SO HOW DID THEY TASTE?
Hunter Valley Semillon 2019: with wafts of gentle citrus blossom and lemongrass, a robust acidic core of lime pith and Asian pear leads into a long, clean finish that underlines its ageing potential. An inexpensive wine to tuck away for future pleasure, that’s precisely what I shall be doing.
Hunter Valley Semillon 2018: with the same bright blossom notes, pithy citrus, crisp mineral core and a slightly more balanced feel, thanks to its additional year in bottle.
ILR Reserve Semillon 2013: newly-released after six years of bottle ageing, the Icon Series white has no oak, no skin contact and no malolactic fermentation. The result is pure, yet powerful, with fresh lime zest opening into gentle aromas of bees wax. With its powerful acidity and low alcohol, the journey is just beginning for this elegant wine.
ILR Reserve Semillon 2011: powerful citrus aromas, with bees wax polish, wild honey and chicory, intense, yet precise, with broader shoulders and plenty of future ageing potential.
Indigo Chardonnay 2018: no Dolly Parton here, with aromas of struck match and grapefruit, Riggs says “it’s all about acidity” in this wine, which is lean but not mean, with its juicy citrus core and subtle smoky notes.
Graveyard Vineyard Shiraz 2017: with a 2019 Decanter World Wine Awards ‘Best In Show’ trophy under its belt, vibrant red fruits, cherry and plum, lead into a medium bodied wine that elegantly holds its punches to deliver an experience that’s smooth, silky and long.

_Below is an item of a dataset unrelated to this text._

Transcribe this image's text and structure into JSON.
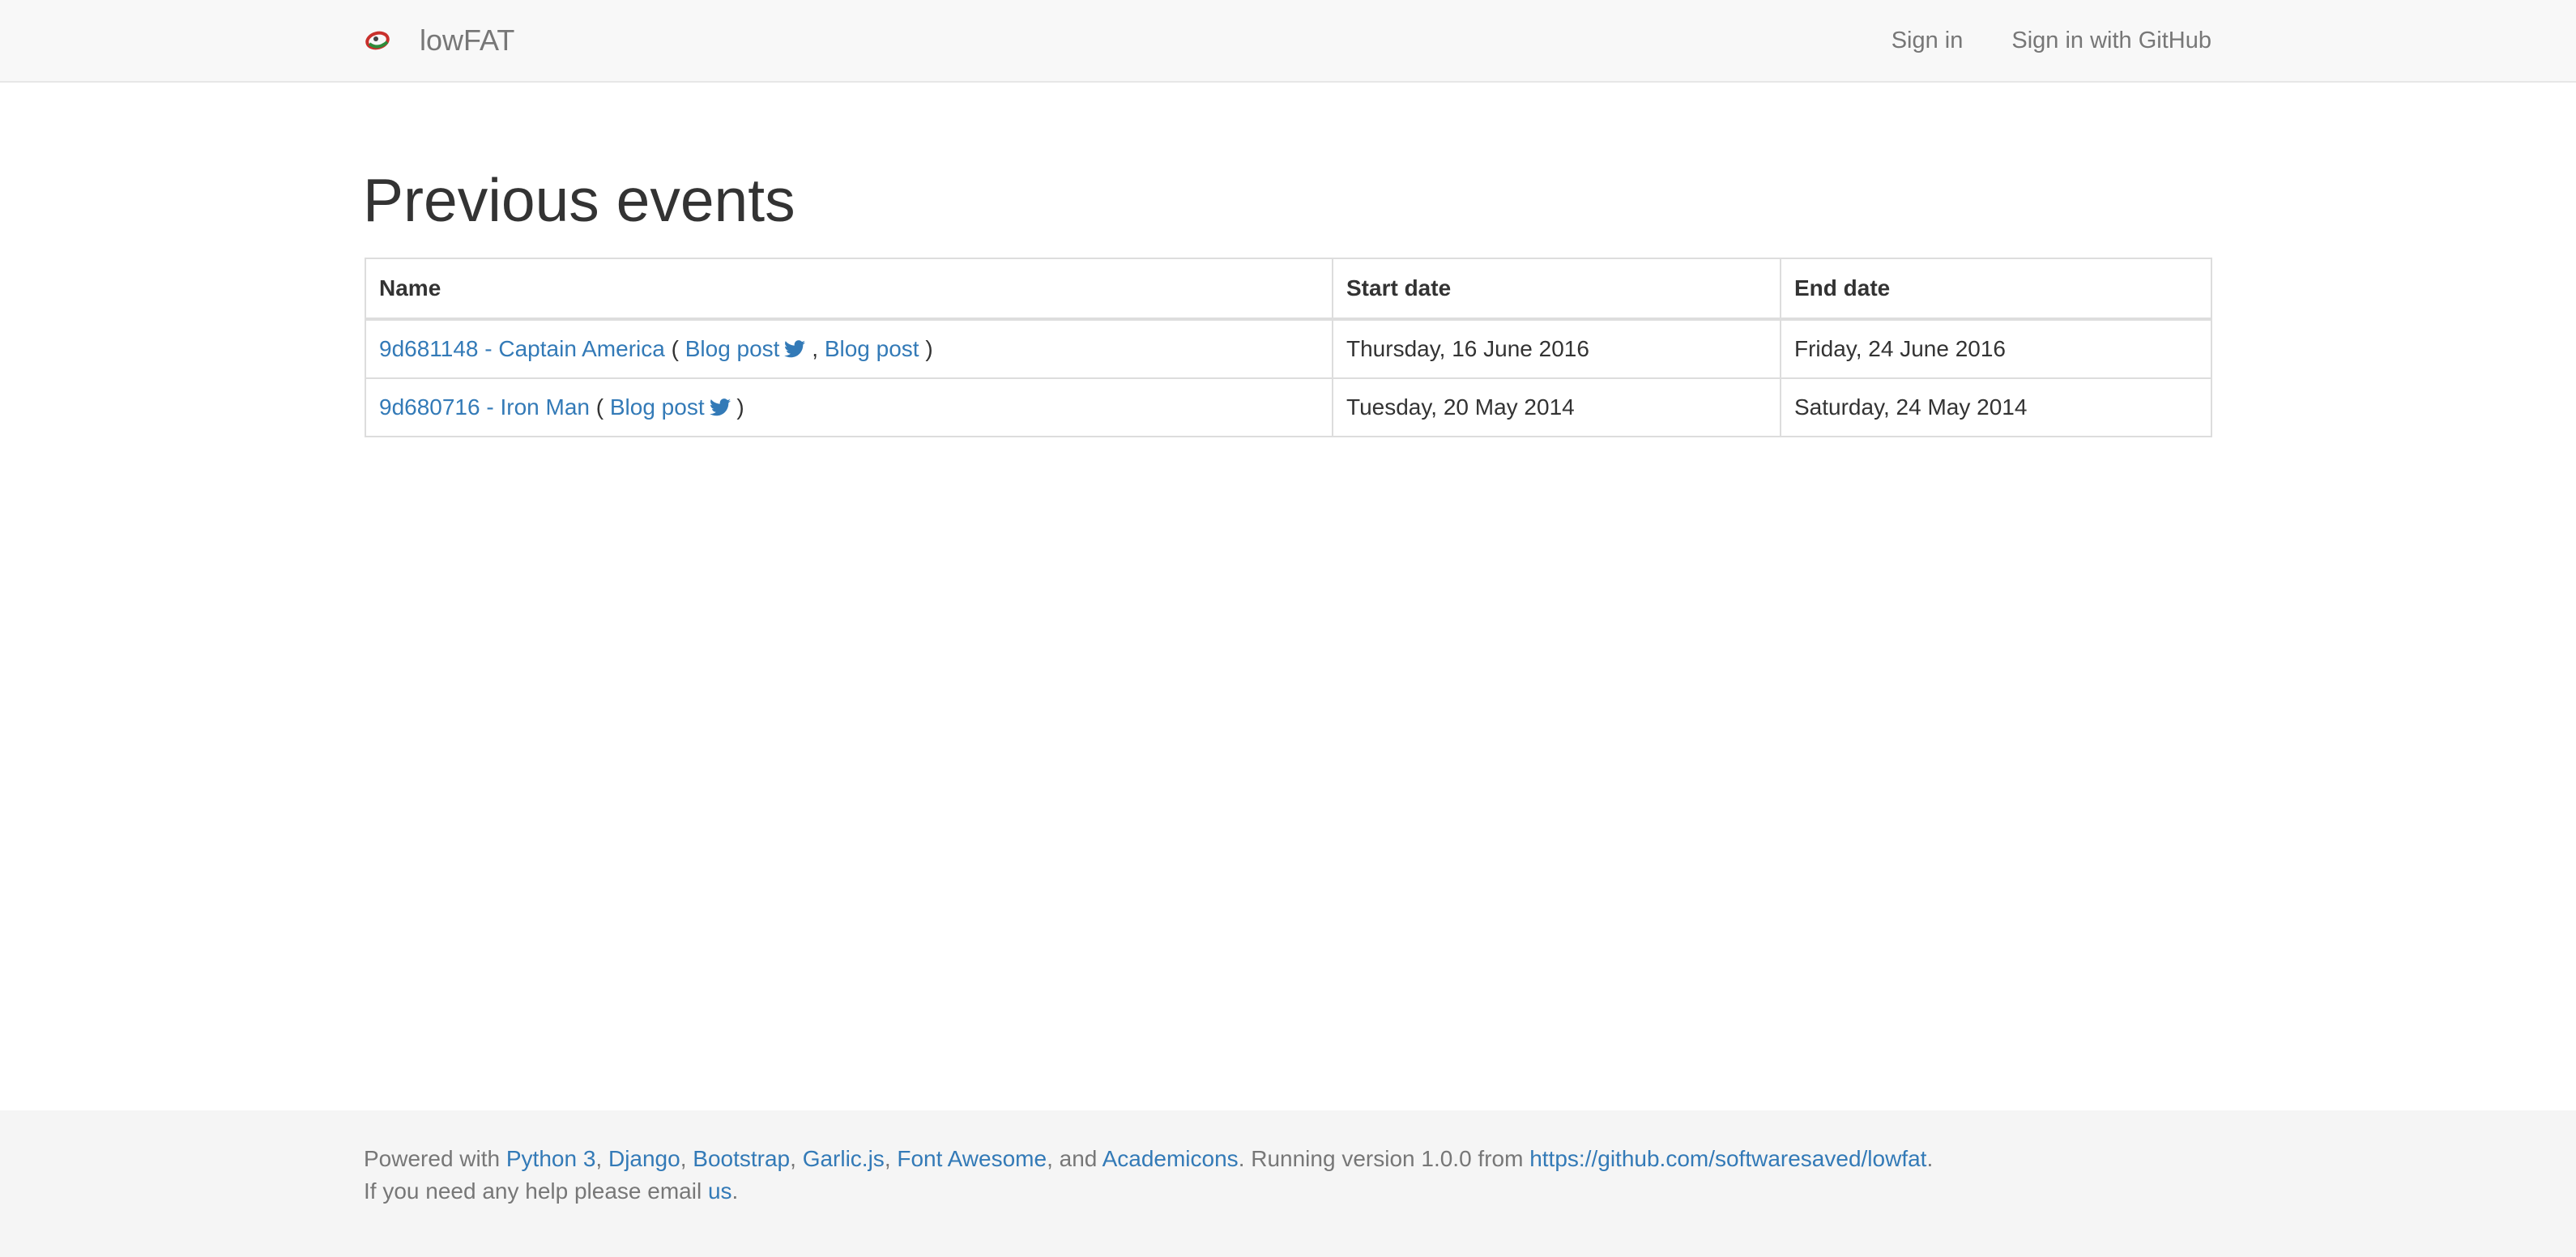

Graveyard Vineyard Shiraz 2013: demonstrating its evolution in bottle, this offers graphite notes, perfumed cherry, foraged blackberry, a twist of spice and black pepper. The tannins are smooth and there’s impressive complexity and concentration.